“The restrictions on Russia’s access from the Western-dominated global financial system will undoubtedly drive it into a deeper embrace with China, in terms of both trade and financial dependence.”

Prasad said this could include “creating channels for payments using their currencies and avoiding the dollar, and also by creating mutually compatible payment messaging systems that can bypass SWIFT.”

While the renminbi and China’s own Cross-border Interbank System (CIPS) might be of interest to Russia at the moment, Beijing will want to manage ties with Moscow without damaging its relationships with the West or threatening its own access to the global financial system.

“China, if it were to seek to evade the sanctions, or somehow dividing the sanctions, they would be vulnerable,” State Department counsellor Derek Chollet said last week.

The US dollar is central to the international system, widely used for trade and financial transactions, which gives Washington considerable leverage.
The US dollar is central to the international system, widely used for trade and financial transactions, which gives Washington considerable leverage. (Getty Images)

Meanwhile, those like market guru Zoltan Pozar believe the war has pushed the US dollar to a critical inflection point.

Speaking on Bloomberg’s Odd Lots podcast, the Credit Suisse strategist said with Russia losing access to its foreign currency reserves, a message has been sent to nations that they can’t count on reserve stockpiles to be theirs in the event of a political conflagration. A similar scenario played out recently when the Biden administration seized Afghanistan’s cash assets and prevented the Taliban from accessing $7 billion in central bank funds.
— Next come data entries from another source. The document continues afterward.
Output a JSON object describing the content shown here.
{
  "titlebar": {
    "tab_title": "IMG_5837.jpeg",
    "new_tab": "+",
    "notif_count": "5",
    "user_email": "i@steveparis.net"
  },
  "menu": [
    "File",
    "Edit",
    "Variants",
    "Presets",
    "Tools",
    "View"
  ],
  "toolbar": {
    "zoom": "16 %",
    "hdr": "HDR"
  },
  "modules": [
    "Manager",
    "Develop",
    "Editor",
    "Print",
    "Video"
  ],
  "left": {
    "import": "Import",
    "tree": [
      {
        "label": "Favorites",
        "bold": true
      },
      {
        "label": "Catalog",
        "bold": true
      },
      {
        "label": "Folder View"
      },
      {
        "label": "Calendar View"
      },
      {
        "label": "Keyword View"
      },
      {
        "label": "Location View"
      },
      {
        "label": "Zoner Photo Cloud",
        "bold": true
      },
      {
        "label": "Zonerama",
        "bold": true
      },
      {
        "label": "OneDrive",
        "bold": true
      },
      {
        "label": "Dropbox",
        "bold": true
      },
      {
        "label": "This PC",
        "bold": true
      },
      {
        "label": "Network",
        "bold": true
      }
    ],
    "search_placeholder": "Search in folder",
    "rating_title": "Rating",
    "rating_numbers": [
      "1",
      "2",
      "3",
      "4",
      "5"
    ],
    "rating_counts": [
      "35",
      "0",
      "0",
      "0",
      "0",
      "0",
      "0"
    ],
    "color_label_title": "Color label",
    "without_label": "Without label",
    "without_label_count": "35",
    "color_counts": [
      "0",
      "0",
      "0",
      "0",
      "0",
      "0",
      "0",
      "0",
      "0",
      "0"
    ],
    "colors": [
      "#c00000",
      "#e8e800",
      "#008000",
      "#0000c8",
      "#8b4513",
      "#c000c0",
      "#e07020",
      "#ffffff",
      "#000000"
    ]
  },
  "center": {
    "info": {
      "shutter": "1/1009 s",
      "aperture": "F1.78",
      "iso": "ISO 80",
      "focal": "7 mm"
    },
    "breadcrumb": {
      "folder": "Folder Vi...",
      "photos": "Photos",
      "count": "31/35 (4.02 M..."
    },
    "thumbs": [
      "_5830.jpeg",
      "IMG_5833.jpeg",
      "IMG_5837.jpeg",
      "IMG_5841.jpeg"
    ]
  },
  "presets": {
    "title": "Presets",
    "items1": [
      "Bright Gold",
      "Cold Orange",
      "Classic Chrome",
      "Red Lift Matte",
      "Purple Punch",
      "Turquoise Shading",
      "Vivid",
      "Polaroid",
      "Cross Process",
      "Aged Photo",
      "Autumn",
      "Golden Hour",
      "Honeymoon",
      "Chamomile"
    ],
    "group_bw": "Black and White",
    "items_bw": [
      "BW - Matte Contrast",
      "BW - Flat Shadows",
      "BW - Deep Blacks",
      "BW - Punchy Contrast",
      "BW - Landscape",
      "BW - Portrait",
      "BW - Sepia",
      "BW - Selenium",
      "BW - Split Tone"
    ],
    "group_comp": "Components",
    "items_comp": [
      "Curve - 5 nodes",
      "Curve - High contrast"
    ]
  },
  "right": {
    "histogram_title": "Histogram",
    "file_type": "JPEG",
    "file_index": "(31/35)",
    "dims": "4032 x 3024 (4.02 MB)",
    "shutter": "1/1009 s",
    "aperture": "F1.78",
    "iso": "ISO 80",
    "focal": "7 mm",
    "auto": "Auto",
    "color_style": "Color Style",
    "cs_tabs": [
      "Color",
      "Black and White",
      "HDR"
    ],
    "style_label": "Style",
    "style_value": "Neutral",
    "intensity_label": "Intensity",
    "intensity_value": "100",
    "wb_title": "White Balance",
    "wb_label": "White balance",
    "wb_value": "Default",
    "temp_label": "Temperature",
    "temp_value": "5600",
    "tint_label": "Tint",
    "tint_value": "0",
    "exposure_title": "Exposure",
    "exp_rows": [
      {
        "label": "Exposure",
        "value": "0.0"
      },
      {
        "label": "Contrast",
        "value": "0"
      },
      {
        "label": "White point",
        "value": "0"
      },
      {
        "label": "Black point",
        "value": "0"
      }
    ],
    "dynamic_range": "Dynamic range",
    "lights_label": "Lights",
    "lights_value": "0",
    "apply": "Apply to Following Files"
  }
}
“Never seen weaponization of money on this scale before…you only get to play the card once. China will make it a priority to need no USD before going for Taiwan,” Dylan Grice, a hedge fund manager based in the UK, tweeted. “It’s a turning point in monetary history: The end of USD hegemony & the acceleration towards a bipolar monetary order”.

Such thinking is currently having a moment. Both the Financial Times and Bloomberg have riffed over the era of dollar dominance and how it might eventually be curtailed by heavy-handed sanctions.

Since the gold standard was jettisoned for the dollar as the world reserve currency in the 1970s, the greenback has been the foundation of international finance. Half of all international trade today is done in dollars, and half of all global bonds and loans must be paid back in dollars. Nearly 90 percent of all currency trades involve the dollar.

A big part of what underpins the dollar as the currency used to clear transactions is that it’s held by all central banks, and they all agree to it being the final currency used to clear international payments.

But if central banks decide that it’s not safe anymore to hold dollars, might we see a return to assets like gold?

“It’s not clear that anyone other than the United States has both the ability and the will to ‘manufacture’ safe assets and sell them to foreigners as the bedrock of a global financial system,” said Bloomberg strategist Cameron Crise.

Author and political economy commentator Grace Blakeley echoed Pozar’s view that by deploying all-out financial warfare, America’s adversaries will be incentivised to pursue a parallel system to allow them to transact and trade with one another.

Hedging on a clear alternative to the dollar remains speculative, however. The long play is that as US dominance of the world economy wanes and China rises, the renminbi would be positioned to take over as the world reserve currency.

The dollar imbues the US with exorbitant privilege, from complete freedom of monetary policy that it can print its own money and effectively finance unlimited amounts of spending. And Washington is unlikely to give that up without a fight.

“It’s hard to see how that transition happens without a military confrontation between the US and China,” Blakeley said on the Bad Faith podcast.

“If China finds itself in the position of allying with Russia against the rest of the world, what you have first before the move to a new unitary system is the emergence of a bipolar world order again, like the one we had during the Cold War.”

Only then, Blakeley argues, can the mechanisms of an alternative international financial system start coming together.

Source: TRT World